== Segment start ==

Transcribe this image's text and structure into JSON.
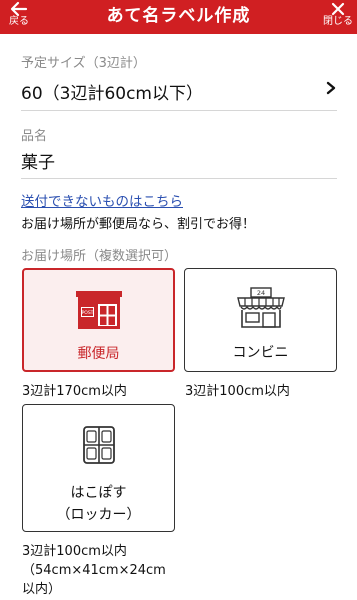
{
  "header": {
    "title": "あて名ラベル作成",
    "back_label": "戻る",
    "close_label": "閉じる",
    "bg_color": "#d01f22"
  },
  "size": {
    "label": "予定サイズ（3辺計）",
    "value": "60（3辺計60cm以下）"
  },
  "item": {
    "label": "品名",
    "value": "菓子"
  },
  "unsendable_link": "送付できないものはこちら",
  "discount_note": "お届け場所が郵便局なら、割引でお得！",
  "destination": {
    "label": "お届け場所（複数選択可）",
    "options": [
      {
        "label": "郵便局",
        "icon": "post-office-icon",
        "selected": true,
        "size_note": "3辺計170cm以内"
      },
      {
        "label": "コンビニ",
        "icon": "convenience-store-icon",
        "selected": false,
        "size_note": "3辺計100cm以内"
      },
      {
        "label_line1": "はこぽす",
        "label_line2": "（ロッカー）",
        "icon": "locker-icon",
        "selected": false,
        "size_note_line1": "3辺計100cm以内",
        "size_note_line2": "（54cm×41cm×24cm",
        "size_note_line3": "以内）"
      }
    ]
  },
  "colors": {
    "accent": "#d01f22",
    "link": "#2a4fb0",
    "selected_bg": "#fbeeee"
  }
}
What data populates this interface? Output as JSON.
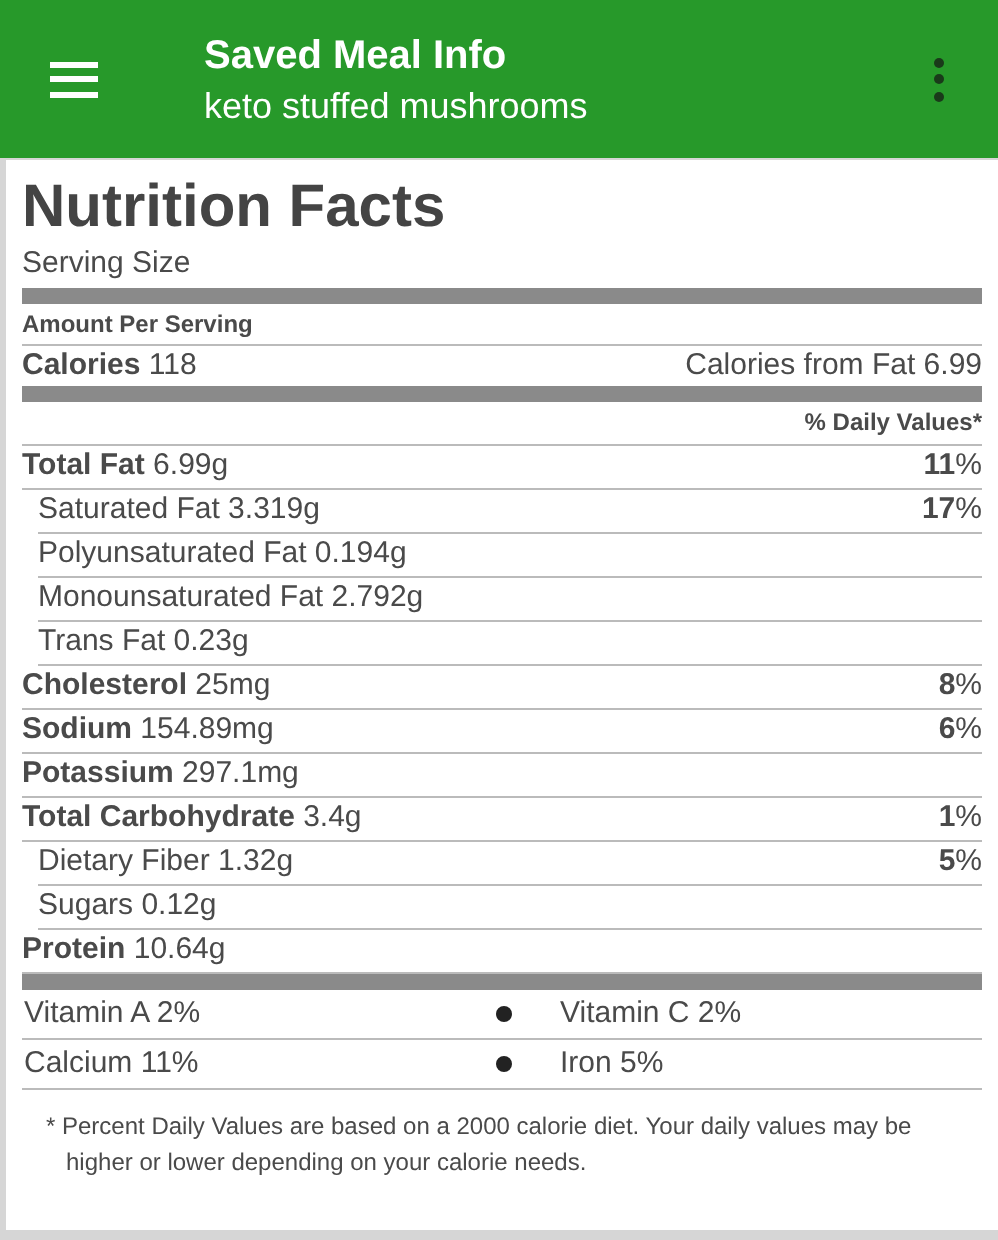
{
  "app_bar": {
    "title": "Saved Meal Info",
    "subtitle": "keto stuffed mushrooms"
  },
  "label": {
    "title": "Nutrition Facts",
    "serving_size": "Serving Size",
    "amount_per_serving": "Amount Per Serving",
    "calories": "**Calories** 118",
    "calories_from_fat": "Calories from Fat 6.99",
    "daily_values_header": "% Daily Values*",
    "nutrients": [
      {
        "kind": "main",
        "text": "**Total Fat** 6.99g",
        "percent": "**11**%"
      },
      {
        "kind": "sub",
        "text": "Saturated Fat 3.319g",
        "percent": "**17**%"
      },
      {
        "kind": "sub",
        "text": "Polyunsaturated Fat 0.194g"
      },
      {
        "kind": "sub",
        "text": "Monounsaturated Fat 2.792g"
      },
      {
        "kind": "sub",
        "text": "Trans Fat 0.23g"
      },
      {
        "kind": "main",
        "text": "**Cholesterol** 25mg",
        "percent": "**8**%"
      },
      {
        "kind": "main",
        "text": "**Sodium** 154.89mg",
        "percent": "**6**%"
      },
      {
        "kind": "main",
        "text": "**Potassium** 297.1mg"
      },
      {
        "kind": "main",
        "text": "**Total Carbohydrate** 3.4g",
        "percent": "**1**%"
      },
      {
        "kind": "sub",
        "text": "Dietary Fiber 1.32g",
        "percent": "**5**%"
      },
      {
        "kind": "sub",
        "text": "Sugars 0.12g"
      },
      {
        "kind": "main",
        "text": "**Protein** 10.64g"
      }
    ],
    "vitamins": [
      [
        "Vitamin A 2%",
        "Vitamin C 2%"
      ],
      [
        "Calcium 11%",
        "Iron 5%"
      ]
    ],
    "footnote": "* Percent Daily Values are based on a 2000 calorie diet. Your daily values may be higher or lower depending on your calorie needs."
  }
}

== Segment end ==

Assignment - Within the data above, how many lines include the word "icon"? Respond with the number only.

Task output - 3